GIVEN DATA:
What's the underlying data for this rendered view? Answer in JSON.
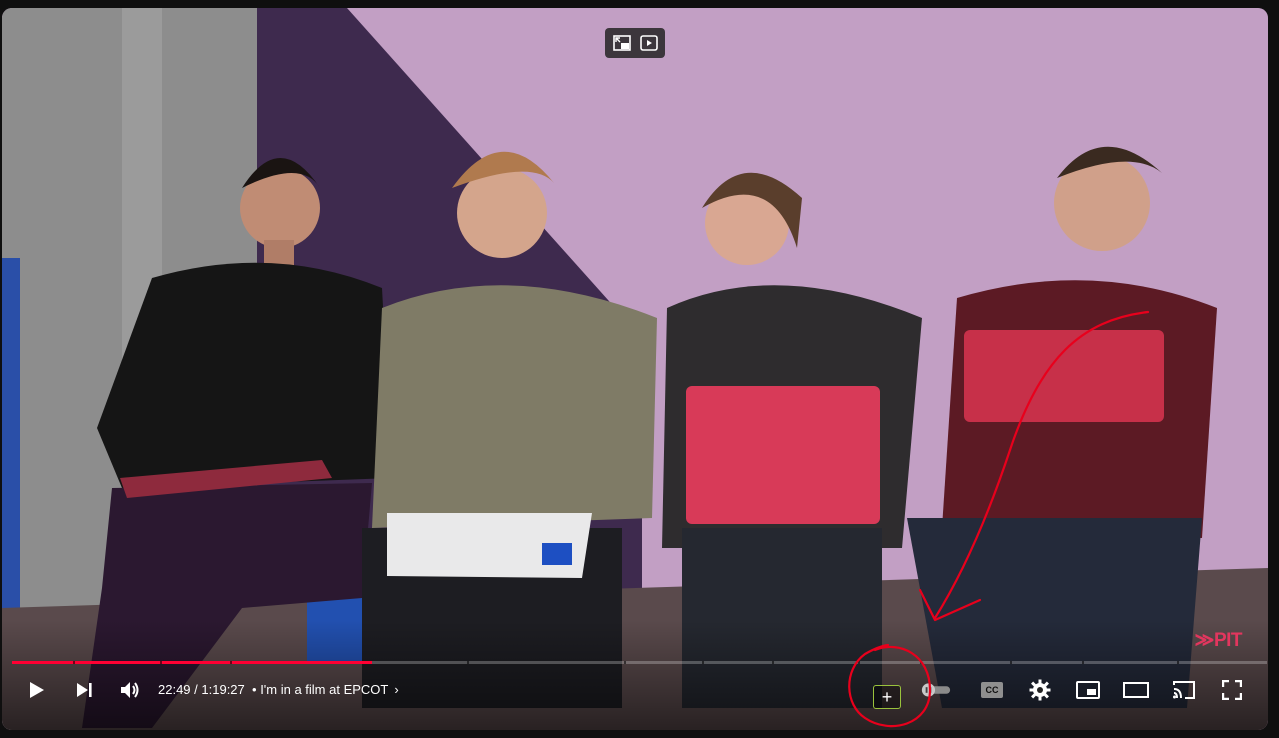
{
  "player": {
    "current_time": "22:49",
    "separator": " / ",
    "duration": "1:19:27",
    "chapter_bullet": "•",
    "chapter_title": "I'm in a film at EPCOT",
    "chapter_chevron": "›",
    "progress_fraction": 0.287,
    "watermark": "≫PIT"
  },
  "controls": {
    "play": "play-icon",
    "next": "next-icon",
    "volume": "volume-icon",
    "add": "+",
    "autoplay": "toggle-icon",
    "captions": "CC",
    "settings": "gear-icon",
    "miniplayer": "miniplayer-icon",
    "theater": "theater-icon",
    "cast": "cast-icon",
    "fullscreen": "fullscreen-icon"
  },
  "colors": {
    "progress": "#ff0033",
    "annotation": "#e8001c",
    "add_border": "#9ac23c"
  }
}
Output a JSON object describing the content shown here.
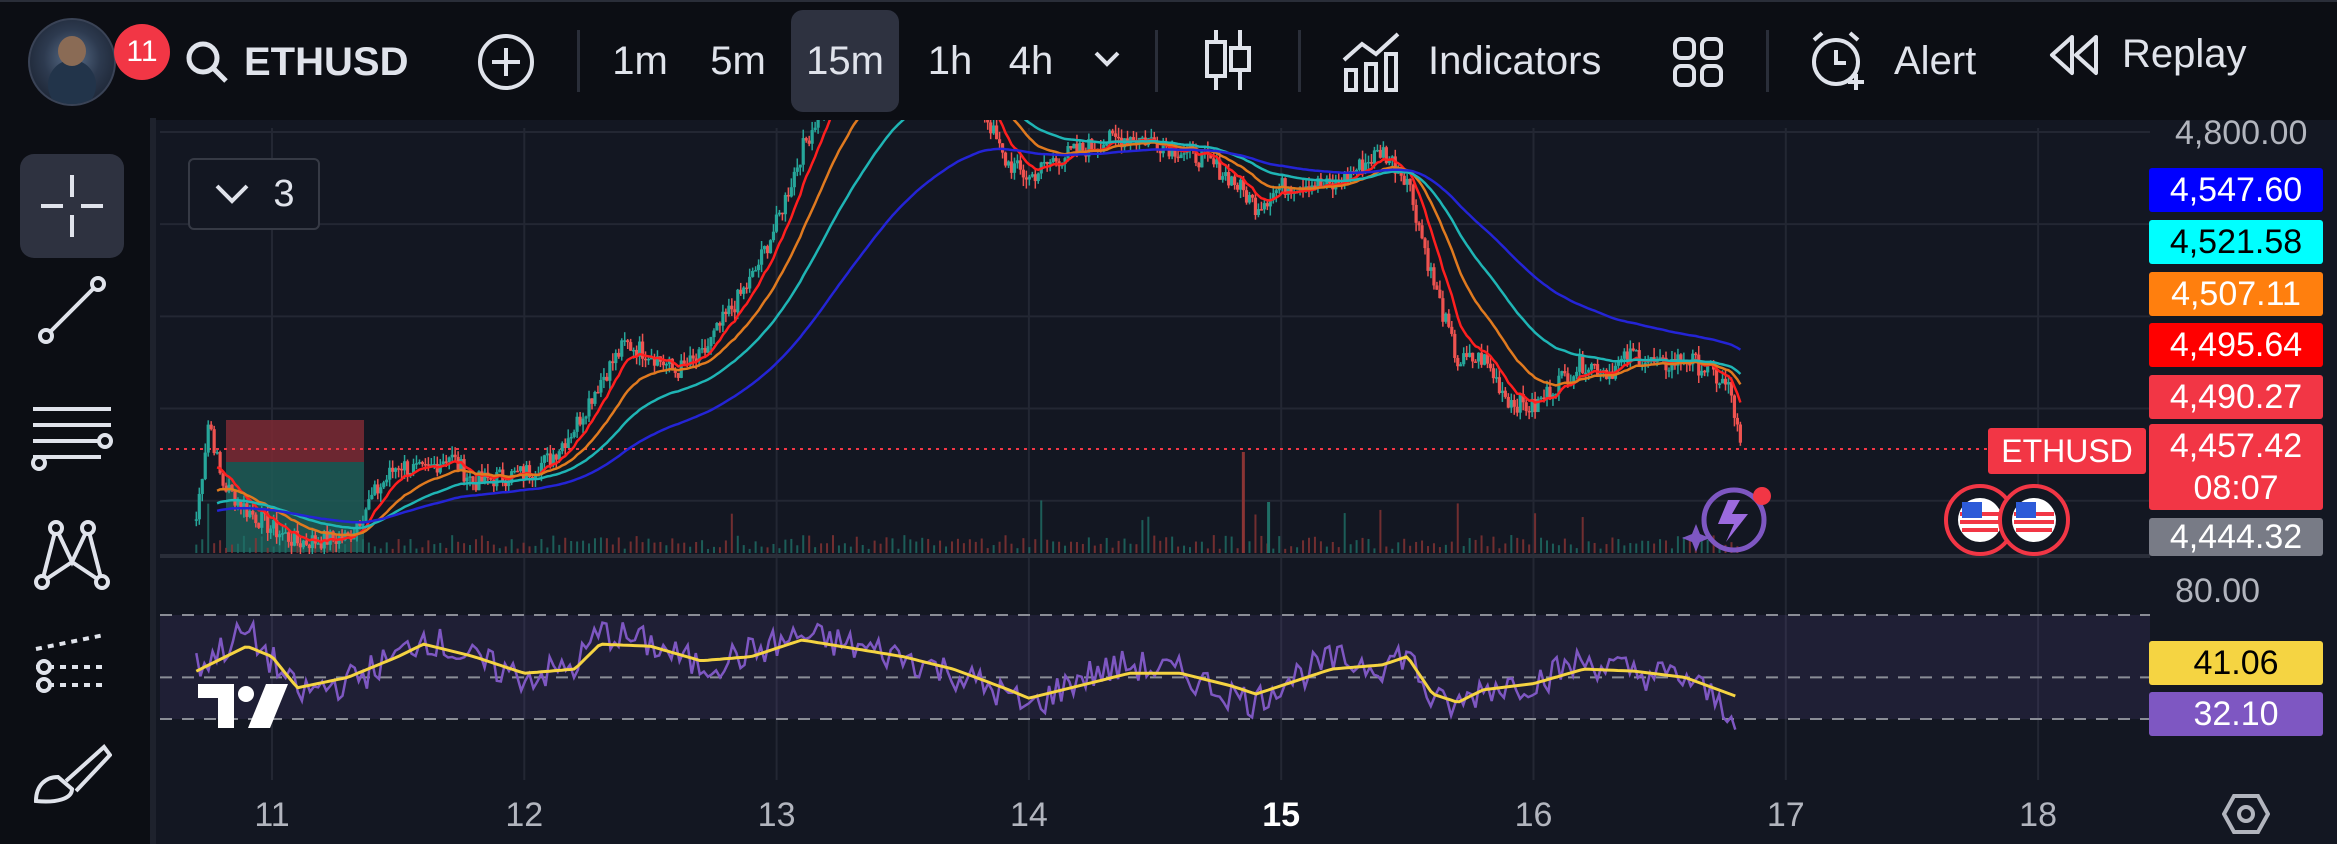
{
  "toolbar": {
    "notification_count": "11",
    "symbol": "ETHUSD",
    "timeframes": [
      "1m",
      "5m",
      "15m",
      "1h",
      "4h"
    ],
    "active_timeframe": "15m",
    "indicators_label": "Indicators",
    "alert_label": "Alert",
    "replay_label": "Replay"
  },
  "legend": {
    "collapsed_count": "3"
  },
  "symbol_tag": "ETHUSD",
  "price_badges": {
    "ma_blue": "4,547.60",
    "ma_cyan": "4,521.58",
    "ma_orange": "4,507.11",
    "ma_red": "4,495.64",
    "ma_light_red": "4,490.27",
    "last_price": "4,457.42",
    "countdown": "08:07",
    "gray_level": "4,444.32",
    "rsi_ma": "41.06",
    "rsi": "32.10"
  },
  "colors": {
    "background": "#131722",
    "up": "#26a69a",
    "down": "#ef5350",
    "ma_blue": "#2424d6",
    "ma_cyan": "#1fb5b5",
    "ma_orange": "#e07a1f",
    "ma_red": "#ff1f1f",
    "rsi_line": "#7e57c2",
    "rsi_ma_line": "#f5d442"
  },
  "chart_data": {
    "type": "candlestick",
    "symbol": "ETHUSD",
    "interval": "15m",
    "x_ticks": [
      "11",
      "12",
      "13",
      "14",
      "15",
      "16",
      "17",
      "18"
    ],
    "y_top_label": "4,800.00",
    "rsi_level_label": "80.00",
    "price_series": {
      "x": [
        10.7,
        10.75,
        10.8,
        10.9,
        11.0,
        11.1,
        11.3,
        11.4,
        11.5,
        11.6,
        11.7,
        11.8,
        11.9,
        12.0,
        12.1,
        12.2,
        12.3,
        12.4,
        12.5,
        12.6,
        12.7,
        12.8,
        12.9,
        13.0,
        13.1,
        13.2,
        13.3,
        13.4,
        13.5,
        13.6,
        13.7,
        13.8,
        13.9,
        14.0,
        14.1,
        14.2,
        14.3,
        14.4,
        14.5,
        14.6,
        14.7,
        14.8,
        14.9,
        15.0,
        15.1,
        15.2,
        15.3,
        15.4,
        15.5,
        15.6,
        15.7,
        15.8,
        15.9,
        16.0,
        16.1,
        16.2,
        16.3,
        16.4,
        16.5,
        16.6,
        16.7,
        16.78,
        16.82
      ],
      "close": [
        4380,
        4490,
        4420,
        4390,
        4370,
        4355,
        4360,
        4405,
        4440,
        4430,
        4450,
        4420,
        4425,
        4430,
        4445,
        4480,
        4530,
        4570,
        4560,
        4540,
        4555,
        4600,
        4640,
        4700,
        4780,
        4840,
        4870,
        4900,
        4890,
        4875,
        4860,
        4840,
        4770,
        4750,
        4770,
        4780,
        4790,
        4795,
        4790,
        4780,
        4770,
        4750,
        4720,
        4740,
        4745,
        4740,
        4760,
        4780,
        4750,
        4640,
        4550,
        4555,
        4510,
        4500,
        4530,
        4550,
        4540,
        4560,
        4545,
        4555,
        4540,
        4520,
        4457.42
      ]
    },
    "moving_averages": [
      {
        "color": "#ff1f1f",
        "last": 4495.64
      },
      {
        "color": "#e07a1f",
        "last": 4507.11
      },
      {
        "color": "#1fb5b5",
        "last": 4521.58
      },
      {
        "color": "#2424d6",
        "last": 4547.6
      }
    ],
    "rsi": {
      "levels": [
        80,
        50,
        30
      ],
      "x": [
        10.7,
        10.9,
        11.0,
        11.1,
        11.3,
        11.5,
        11.6,
        11.8,
        12.0,
        12.2,
        12.3,
        12.5,
        12.7,
        12.9,
        13.1,
        13.3,
        13.5,
        13.7,
        13.9,
        14.0,
        14.2,
        14.4,
        14.6,
        14.8,
        14.9,
        15.0,
        15.2,
        15.4,
        15.5,
        15.6,
        15.7,
        15.8,
        16.0,
        16.2,
        16.4,
        16.6,
        16.8
      ],
      "rsi": [
        55,
        72,
        58,
        42,
        48,
        60,
        70,
        58,
        50,
        55,
        72,
        66,
        55,
        62,
        70,
        65,
        60,
        52,
        42,
        35,
        50,
        56,
        52,
        42,
        38,
        48,
        58,
        56,
        62,
        38,
        36,
        45,
        48,
        58,
        52,
        50,
        32.1
      ],
      "rsi_ma": [
        53,
        65,
        60,
        45,
        50,
        60,
        66,
        60,
        52,
        54,
        66,
        65,
        58,
        60,
        68,
        64,
        60,
        54,
        45,
        40,
        46,
        52,
        52,
        46,
        42,
        46,
        54,
        56,
        60,
        42,
        38,
        44,
        47,
        54,
        53,
        50,
        41.06
      ]
    }
  }
}
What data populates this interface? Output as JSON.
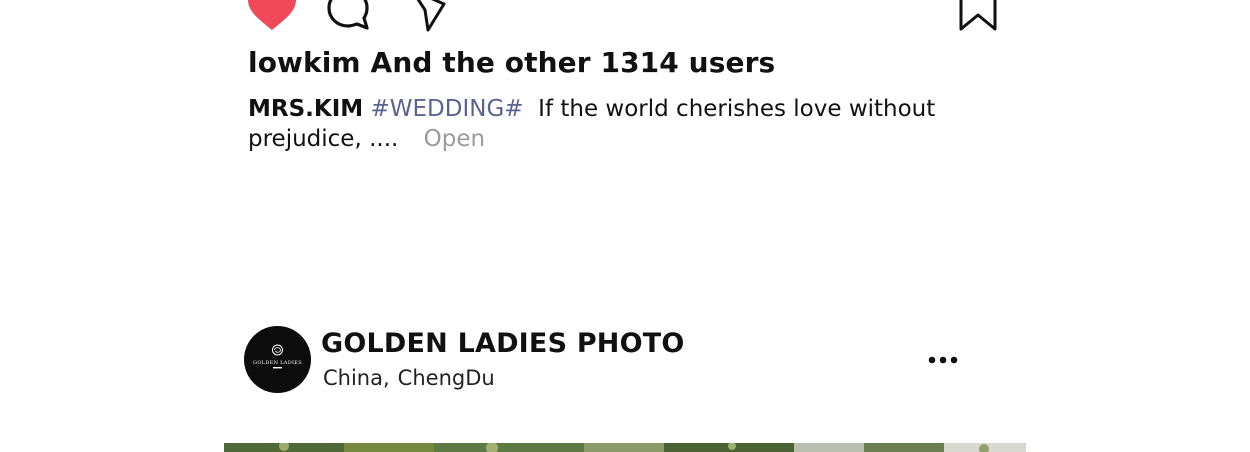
{
  "actions": {
    "like_icon": "heart-icon",
    "comment_icon": "comment-icon",
    "share_icon": "share-icon",
    "save_icon": "bookmark-icon",
    "like_color": "#f04a5a"
  },
  "likes": {
    "text": "lowkim And the other 1314 users"
  },
  "caption": {
    "author": "MRS.KIM",
    "hashtag": "#WEDDING#",
    "text": "If the world cherishes love without prejudice, ....",
    "open_label": "Open"
  },
  "post": {
    "account_name": "GOLDEN LADIES PHOTO",
    "avatar_text": "GOLDEN LADIES",
    "location_country": "China,",
    "location_city": "ChengDu",
    "more_icon": "more-icon"
  }
}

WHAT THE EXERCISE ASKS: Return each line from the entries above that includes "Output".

ANSWER TO THIS PROBLEM:
Output a JSON object describing the content shown here.
What data populates this interface? Output as JSON.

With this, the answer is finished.